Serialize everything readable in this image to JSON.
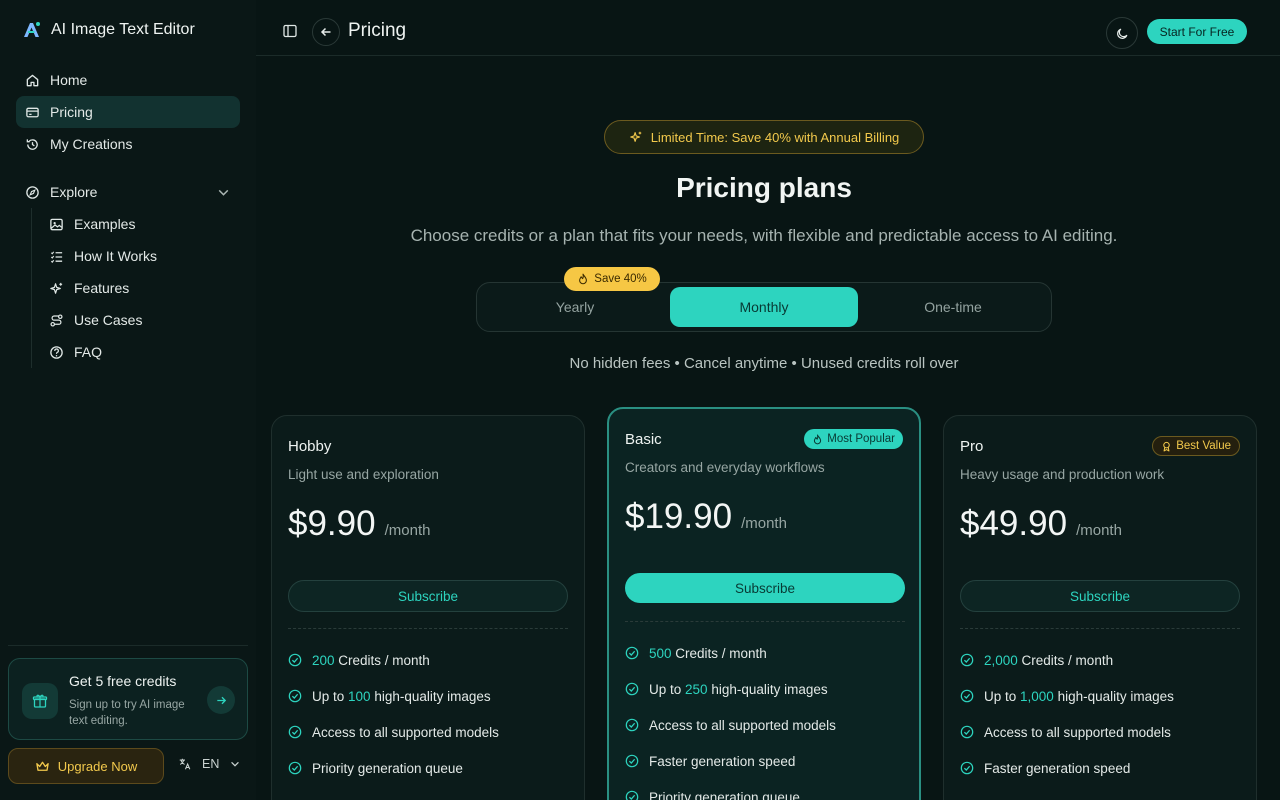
{
  "colors": {
    "accent": "#2dd4bf",
    "gold": "#f2c94c",
    "background": "#081514"
  },
  "brand": {
    "name": "AI Image Text Editor",
    "logo_icon": "ai-logo-icon"
  },
  "sidebar": {
    "nav": [
      {
        "label": "Home",
        "icon": "home-icon"
      },
      {
        "label": "Pricing",
        "icon": "card-icon"
      },
      {
        "label": "My Creations",
        "icon": "history-icon"
      }
    ],
    "explore": {
      "label": "Explore",
      "items": [
        {
          "label": "Examples",
          "icon": "image-icon"
        },
        {
          "label": "How It Works",
          "icon": "list-icon"
        },
        {
          "label": "Features",
          "icon": "sparkles-icon"
        },
        {
          "label": "Use Cases",
          "icon": "route-icon"
        },
        {
          "label": "FAQ",
          "icon": "help-icon"
        }
      ]
    },
    "promo": {
      "title": "Get 5 free credits",
      "subtitle": "Sign up to try AI image text editing."
    },
    "upgrade_label": "Upgrade Now",
    "language": "EN"
  },
  "header": {
    "title": "Pricing",
    "cta": "Start For Free"
  },
  "main": {
    "promo_pill": "Limited Time: Save 40% with Annual Billing",
    "title": "Pricing plans",
    "subtitle": "Choose credits or a plan that fits your needs, with flexible and predictable access to AI editing.",
    "billing": {
      "options": [
        "Yearly",
        "Monthly",
        "One-time"
      ],
      "selected": "Monthly",
      "save_badge": "Save 40%"
    },
    "fees_note": "No hidden fees • Cancel anytime • Unused credits roll over"
  },
  "plans": [
    {
      "name": "Hobby",
      "description": "Light use and exploration",
      "price": "$9.90",
      "period": "/month",
      "button": "Subscribe",
      "features": [
        {
          "pre": "",
          "hl": "200",
          "post": " Credits / month"
        },
        {
          "pre": "Up to ",
          "hl": "100",
          "post": " high-quality images"
        },
        {
          "pre": "Access to all supported models",
          "hl": "",
          "post": ""
        },
        {
          "pre": "Priority generation queue",
          "hl": "",
          "post": ""
        }
      ]
    },
    {
      "name": "Basic",
      "description": "Creators and everyday workflows",
      "price": "$19.90",
      "period": "/month",
      "button": "Subscribe",
      "badge": "Most Popular",
      "features": [
        {
          "pre": "",
          "hl": "500",
          "post": " Credits / month"
        },
        {
          "pre": "Up to ",
          "hl": "250",
          "post": " high-quality images"
        },
        {
          "pre": "Access to all supported models",
          "hl": "",
          "post": ""
        },
        {
          "pre": "Faster generation speed",
          "hl": "",
          "post": ""
        },
        {
          "pre": "Priority generation queue",
          "hl": "",
          "post": ""
        }
      ]
    },
    {
      "name": "Pro",
      "description": "Heavy usage and production work",
      "price": "$49.90",
      "period": "/month",
      "button": "Subscribe",
      "badge": "Best Value",
      "features": [
        {
          "pre": "",
          "hl": "2,000",
          "post": " Credits / month"
        },
        {
          "pre": "Up to ",
          "hl": "1,000",
          "post": " high-quality images"
        },
        {
          "pre": "Access to all supported models",
          "hl": "",
          "post": ""
        },
        {
          "pre": "Faster generation speed",
          "hl": "",
          "post": ""
        }
      ]
    }
  ]
}
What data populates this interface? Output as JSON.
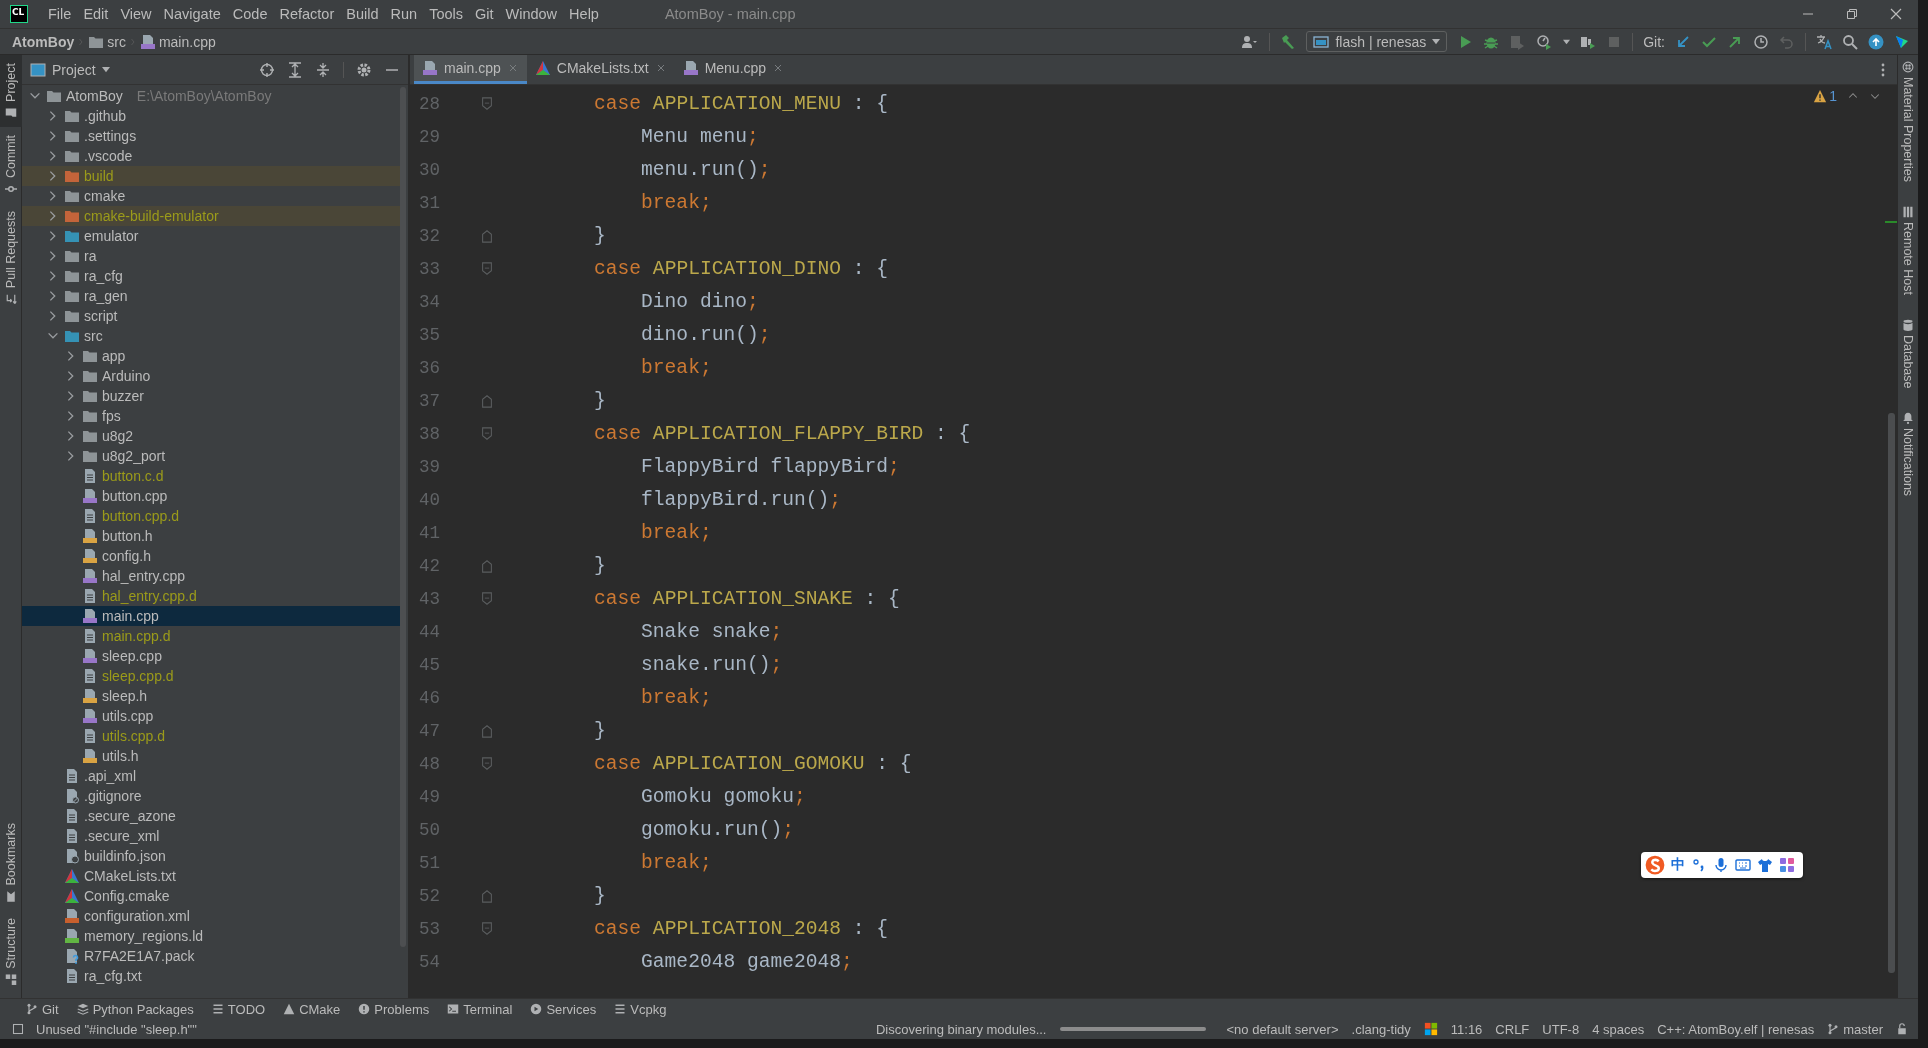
{
  "window": {
    "logo": "CL",
    "menu": [
      "File",
      "Edit",
      "View",
      "Navigate",
      "Code",
      "Refactor",
      "Build",
      "Run",
      "Tools",
      "Git",
      "Window",
      "Help"
    ],
    "title": "AtomBoy - main.cpp"
  },
  "breadcrumb": [
    {
      "label": "AtomBoy",
      "kind": "project"
    },
    {
      "label": "src",
      "kind": "folder"
    },
    {
      "label": "main.cpp",
      "kind": "file_cpp"
    }
  ],
  "toolbar": {
    "run_config": "flash | renesas",
    "vcs_label": "Git:"
  },
  "left_strip": {
    "top": [
      {
        "label": "Project",
        "selected": true
      },
      {
        "label": "Commit",
        "selected": false
      },
      {
        "label": "Pull Requests",
        "selected": false
      }
    ],
    "bottom": [
      {
        "label": "Bookmarks",
        "selected": false
      },
      {
        "label": "Structure",
        "selected": false
      }
    ]
  },
  "project_panel": {
    "title": "Project",
    "tree": [
      {
        "name": "AtomBoy",
        "path": "E:\\AtomBoy\\AtomBoy",
        "kind": "folder",
        "expanded": true,
        "selected": false,
        "ignored": false,
        "children": [
          {
            "name": ".github",
            "kind": "folder",
            "expanded": false,
            "selected": false,
            "ignored": false
          },
          {
            "name": ".settings",
            "kind": "folder",
            "expanded": false,
            "selected": false,
            "ignored": false
          },
          {
            "name": ".vscode",
            "kind": "folder",
            "expanded": false,
            "selected": false,
            "ignored": false
          },
          {
            "name": "build",
            "kind": "folder_excluded",
            "expanded": false,
            "selected": false,
            "ignored": true
          },
          {
            "name": "cmake",
            "kind": "folder",
            "expanded": false,
            "selected": false,
            "ignored": false
          },
          {
            "name": "cmake-build-emulator",
            "kind": "folder_excluded",
            "expanded": false,
            "selected": false,
            "ignored": true
          },
          {
            "name": "emulator",
            "kind": "folder_source",
            "expanded": false,
            "selected": false,
            "ignored": false
          },
          {
            "name": "ra",
            "kind": "folder",
            "expanded": false,
            "selected": false,
            "ignored": false
          },
          {
            "name": "ra_cfg",
            "kind": "folder",
            "expanded": false,
            "selected": false,
            "ignored": false
          },
          {
            "name": "ra_gen",
            "kind": "folder",
            "expanded": false,
            "selected": false,
            "ignored": false
          },
          {
            "name": "script",
            "kind": "folder",
            "expanded": false,
            "selected": false,
            "ignored": false
          },
          {
            "name": "src",
            "kind": "folder_source",
            "expanded": true,
            "selected": false,
            "ignored": false,
            "children": [
              {
                "name": "app",
                "kind": "folder",
                "expanded": false,
                "selected": false,
                "ignored": false
              },
              {
                "name": "Arduino",
                "kind": "folder",
                "expanded": false,
                "selected": false,
                "ignored": false
              },
              {
                "name": "buzzer",
                "kind": "folder",
                "expanded": false,
                "selected": false,
                "ignored": false
              },
              {
                "name": "fps",
                "kind": "folder",
                "expanded": false,
                "selected": false,
                "ignored": false
              },
              {
                "name": "u8g2",
                "kind": "folder",
                "expanded": false,
                "selected": false,
                "ignored": false
              },
              {
                "name": "u8g2_port",
                "kind": "folder",
                "expanded": false,
                "selected": false,
                "ignored": false
              },
              {
                "name": "button.c.d",
                "kind": "file_text",
                "selected": false,
                "ignored": true
              },
              {
                "name": "button.cpp",
                "kind": "file_cpp",
                "selected": false,
                "ignored": false
              },
              {
                "name": "button.cpp.d",
                "kind": "file_text",
                "selected": false,
                "ignored": true
              },
              {
                "name": "button.h",
                "kind": "file_h",
                "selected": false,
                "ignored": false
              },
              {
                "name": "config.h",
                "kind": "file_h",
                "selected": false,
                "ignored": false
              },
              {
                "name": "hal_entry.cpp",
                "kind": "file_cpp",
                "selected": false,
                "ignored": false
              },
              {
                "name": "hal_entry.cpp.d",
                "kind": "file_text",
                "selected": false,
                "ignored": true
              },
              {
                "name": "main.cpp",
                "kind": "file_cpp",
                "selected": true,
                "ignored": false
              },
              {
                "name": "main.cpp.d",
                "kind": "file_text",
                "selected": false,
                "ignored": true
              },
              {
                "name": "sleep.cpp",
                "kind": "file_cpp",
                "selected": false,
                "ignored": false
              },
              {
                "name": "sleep.cpp.d",
                "kind": "file_text",
                "selected": false,
                "ignored": true
              },
              {
                "name": "sleep.h",
                "kind": "file_h",
                "selected": false,
                "ignored": false
              },
              {
                "name": "utils.cpp",
                "kind": "file_cpp",
                "selected": false,
                "ignored": false
              },
              {
                "name": "utils.cpp.d",
                "kind": "file_text",
                "selected": false,
                "ignored": true
              },
              {
                "name": "utils.h",
                "kind": "file_h",
                "selected": false,
                "ignored": false
              }
            ]
          },
          {
            "name": ".api_xml",
            "kind": "file_text",
            "selected": false,
            "ignored": false
          },
          {
            "name": ".gitignore",
            "kind": "file_ignore",
            "selected": false,
            "ignored": false
          },
          {
            "name": ".secure_azone",
            "kind": "file_text",
            "selected": false,
            "ignored": false
          },
          {
            "name": ".secure_xml",
            "kind": "file_text",
            "selected": false,
            "ignored": false
          },
          {
            "name": "buildinfo.json",
            "kind": "file_json",
            "selected": false,
            "ignored": false
          },
          {
            "name": "CMakeLists.txt",
            "kind": "cmake",
            "selected": false,
            "ignored": false
          },
          {
            "name": "Config.cmake",
            "kind": "cmake",
            "selected": false,
            "ignored": false
          },
          {
            "name": "configuration.xml",
            "kind": "file_xml",
            "selected": false,
            "ignored": false
          },
          {
            "name": "memory_regions.ld",
            "kind": "file_ld",
            "selected": false,
            "ignored": false
          },
          {
            "name": "R7FA2E1A7.pack",
            "kind": "file_unknown",
            "selected": false,
            "ignored": false
          },
          {
            "name": "ra_cfg.txt",
            "kind": "file_text",
            "selected": false,
            "ignored": false
          }
        ]
      }
    ]
  },
  "tabs": [
    {
      "label": "main.cpp",
      "kind": "file_cpp",
      "selected": true
    },
    {
      "label": "CMakeLists.txt",
      "kind": "cmake",
      "selected": false
    },
    {
      "label": "Menu.cpp",
      "kind": "file_cpp",
      "selected": false
    }
  ],
  "editor": {
    "warnings": "1",
    "lines": [
      {
        "number": "28",
        "kind": "fold_start",
        "tokens": [
          {
            "kind": "keyword",
            "text": "        case"
          },
          {
            "kind": "constant",
            "text": " APPLICATION_MENU"
          },
          {
            "kind": "plain",
            "text": " : {"
          }
        ]
      },
      {
        "number": "29",
        "kind": "code",
        "tokens": [
          {
            "kind": "plain",
            "text": "            Menu menu"
          },
          {
            "kind": "semicolon",
            "text": ";"
          }
        ]
      },
      {
        "number": "30",
        "kind": "code",
        "tokens": [
          {
            "kind": "plain",
            "text": "            menu.run()"
          },
          {
            "kind": "semicolon",
            "text": ";"
          }
        ]
      },
      {
        "number": "31",
        "kind": "code",
        "tokens": [
          {
            "kind": "keyword",
            "text": "            break"
          },
          {
            "kind": "semicolon",
            "text": ";"
          }
        ]
      },
      {
        "number": "32",
        "kind": "fold_end",
        "tokens": [
          {
            "kind": "plain",
            "text": "        }"
          }
        ]
      },
      {
        "number": "33",
        "kind": "fold_start",
        "tokens": [
          {
            "kind": "keyword",
            "text": "        case"
          },
          {
            "kind": "constant",
            "text": " APPLICATION_DINO"
          },
          {
            "kind": "plain",
            "text": " : {"
          }
        ]
      },
      {
        "number": "34",
        "kind": "code",
        "tokens": [
          {
            "kind": "plain",
            "text": "            Dino dino"
          },
          {
            "kind": "semicolon",
            "text": ";"
          }
        ]
      },
      {
        "number": "35",
        "kind": "code",
        "tokens": [
          {
            "kind": "plain",
            "text": "            dino.run()"
          },
          {
            "kind": "semicolon",
            "text": ";"
          }
        ]
      },
      {
        "number": "36",
        "kind": "code",
        "tokens": [
          {
            "kind": "keyword",
            "text": "            break"
          },
          {
            "kind": "semicolon",
            "text": ";"
          }
        ]
      },
      {
        "number": "37",
        "kind": "fold_end",
        "tokens": [
          {
            "kind": "plain",
            "text": "        }"
          }
        ]
      },
      {
        "number": "38",
        "kind": "fold_start",
        "tokens": [
          {
            "kind": "keyword",
            "text": "        case"
          },
          {
            "kind": "constant",
            "text": " APPLICATION_FLAPPY_BIRD"
          },
          {
            "kind": "plain",
            "text": " : {"
          }
        ]
      },
      {
        "number": "39",
        "kind": "code",
        "tokens": [
          {
            "kind": "plain",
            "text": "            FlappyBird flappyBird"
          },
          {
            "kind": "semicolon",
            "text": ";"
          }
        ]
      },
      {
        "number": "40",
        "kind": "code",
        "tokens": [
          {
            "kind": "plain",
            "text": "            flappyBird.run()"
          },
          {
            "kind": "semicolon",
            "text": ";"
          }
        ]
      },
      {
        "number": "41",
        "kind": "code",
        "tokens": [
          {
            "kind": "keyword",
            "text": "            break"
          },
          {
            "kind": "semicolon",
            "text": ";"
          }
        ]
      },
      {
        "number": "42",
        "kind": "fold_end",
        "tokens": [
          {
            "kind": "plain",
            "text": "        }"
          }
        ]
      },
      {
        "number": "43",
        "kind": "fold_start",
        "tokens": [
          {
            "kind": "keyword",
            "text": "        case"
          },
          {
            "kind": "constant",
            "text": " APPLICATION_SNAKE"
          },
          {
            "kind": "plain",
            "text": " : {"
          }
        ]
      },
      {
        "number": "44",
        "kind": "code",
        "tokens": [
          {
            "kind": "plain",
            "text": "            Snake snake"
          },
          {
            "kind": "semicolon",
            "text": ";"
          }
        ]
      },
      {
        "number": "45",
        "kind": "code",
        "tokens": [
          {
            "kind": "plain",
            "text": "            snake.run()"
          },
          {
            "kind": "semicolon",
            "text": ";"
          }
        ]
      },
      {
        "number": "46",
        "kind": "code",
        "tokens": [
          {
            "kind": "keyword",
            "text": "            break"
          },
          {
            "kind": "semicolon",
            "text": ";"
          }
        ]
      },
      {
        "number": "47",
        "kind": "fold_end",
        "tokens": [
          {
            "kind": "plain",
            "text": "        }"
          }
        ]
      },
      {
        "number": "48",
        "kind": "fold_start",
        "tokens": [
          {
            "kind": "keyword",
            "text": "        case"
          },
          {
            "kind": "constant",
            "text": " APPLICATION_GOMOKU"
          },
          {
            "kind": "plain",
            "text": " : {"
          }
        ]
      },
      {
        "number": "49",
        "kind": "code",
        "tokens": [
          {
            "kind": "plain",
            "text": "            Gomoku gomoku"
          },
          {
            "kind": "semicolon",
            "text": ";"
          }
        ]
      },
      {
        "number": "50",
        "kind": "code",
        "tokens": [
          {
            "kind": "plain",
            "text": "            gomoku.run()"
          },
          {
            "kind": "semicolon",
            "text": ";"
          }
        ]
      },
      {
        "number": "51",
        "kind": "code",
        "tokens": [
          {
            "kind": "keyword",
            "text": "            break"
          },
          {
            "kind": "semicolon",
            "text": ";"
          }
        ]
      },
      {
        "number": "52",
        "kind": "fold_end",
        "tokens": [
          {
            "kind": "plain",
            "text": "        }"
          }
        ]
      },
      {
        "number": "53",
        "kind": "fold_start",
        "tokens": [
          {
            "kind": "keyword",
            "text": "        case"
          },
          {
            "kind": "constant",
            "text": " APPLICATION_2048"
          },
          {
            "kind": "plain",
            "text": " : {"
          }
        ]
      },
      {
        "number": "54",
        "kind": "code",
        "tokens": [
          {
            "kind": "plain",
            "text": "            Game2048 game2048"
          },
          {
            "kind": "semicolon",
            "text": ";"
          }
        ]
      }
    ]
  },
  "ime_bar": {
    "label": "中"
  },
  "right_strip": [
    {
      "label": "Material Properties",
      "kind": "ball"
    },
    {
      "label": "Remote Host",
      "kind": "server"
    },
    {
      "label": "Database",
      "kind": "database"
    },
    {
      "label": "Notifications",
      "kind": "bell"
    }
  ],
  "tool_windows": [
    {
      "label": "Git",
      "kind": "branch"
    },
    {
      "label": "Python Packages",
      "kind": "packages"
    },
    {
      "label": "TODO",
      "kind": "list"
    },
    {
      "label": "CMake",
      "kind": "triangle"
    },
    {
      "label": "Problems",
      "kind": "info"
    },
    {
      "label": "Terminal",
      "kind": "terminal"
    },
    {
      "label": "Services",
      "kind": "services"
    },
    {
      "label": "Vcpkg",
      "kind": "list"
    }
  ],
  "status_bar": {
    "message": "Unused \"#include \"sleep.h\"\"",
    "task": "Discovering binary modules...",
    "items": [
      {
        "kind": "text",
        "label": "<no default server>"
      },
      {
        "kind": "text",
        "label": ".clang-tidy"
      },
      {
        "kind": "logo"
      },
      {
        "kind": "text",
        "label": "11:16"
      },
      {
        "kind": "text",
        "label": "CRLF"
      },
      {
        "kind": "text",
        "label": "UTF-8"
      },
      {
        "kind": "text",
        "label": "4 spaces"
      },
      {
        "kind": "text",
        "label": "C++: AtomBoy.elf | renesas"
      },
      {
        "kind": "branch",
        "label": "master"
      },
      {
        "kind": "lock"
      }
    ]
  }
}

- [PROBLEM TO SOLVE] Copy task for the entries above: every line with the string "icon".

- [EXERCISE ANSWER]
    "logo_icon": "ai-logo-icon"
        "icon": "home-icon"
        "icon": "card-icon"
        "icon": "history-icon"
          "icon": "image-icon"
          "icon": "list-icon"
          "icon": "sparkles-icon"
          "icon": "route-icon"
          "icon": "help-icon"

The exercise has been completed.